◆ Given information:
.....

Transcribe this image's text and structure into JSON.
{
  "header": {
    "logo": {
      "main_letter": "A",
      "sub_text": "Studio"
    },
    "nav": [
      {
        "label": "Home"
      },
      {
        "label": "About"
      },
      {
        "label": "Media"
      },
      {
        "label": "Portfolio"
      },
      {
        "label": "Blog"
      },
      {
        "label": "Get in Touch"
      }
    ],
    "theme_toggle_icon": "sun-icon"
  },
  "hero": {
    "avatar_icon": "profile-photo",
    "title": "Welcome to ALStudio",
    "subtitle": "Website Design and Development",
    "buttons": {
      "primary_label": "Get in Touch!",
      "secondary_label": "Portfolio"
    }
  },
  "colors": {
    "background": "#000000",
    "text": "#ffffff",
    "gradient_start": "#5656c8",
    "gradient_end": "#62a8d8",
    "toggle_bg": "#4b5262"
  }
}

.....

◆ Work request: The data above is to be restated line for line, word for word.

◆ Solution to the problem:
Transcribe this image's text and structure into JSON.
{
  "header": {
    "logo": {
      "main_letter": "A",
      "sub_text": "Studio"
    },
    "nav": [
      {
        "label": "Home"
      },
      {
        "label": "About"
      },
      {
        "label": "Media"
      },
      {
        "label": "Portfolio"
      },
      {
        "label": "Blog"
      },
      {
        "label": "Get in Touch"
      }
    ],
    "theme_toggle_icon": "sun-icon"
  },
  "hero": {
    "avatar_icon": "profile-photo",
    "title": "Welcome to ALStudio",
    "subtitle": "Website Design and Development",
    "buttons": {
      "primary_label": "Get in Touch!",
      "secondary_label": "Portfolio"
    }
  },
  "colors": {
    "background": "#000000",
    "text": "#ffffff",
    "gradient_start": "#5656c8",
    "gradient_end": "#62a8d8",
    "toggle_bg": "#4b5262"
  }
}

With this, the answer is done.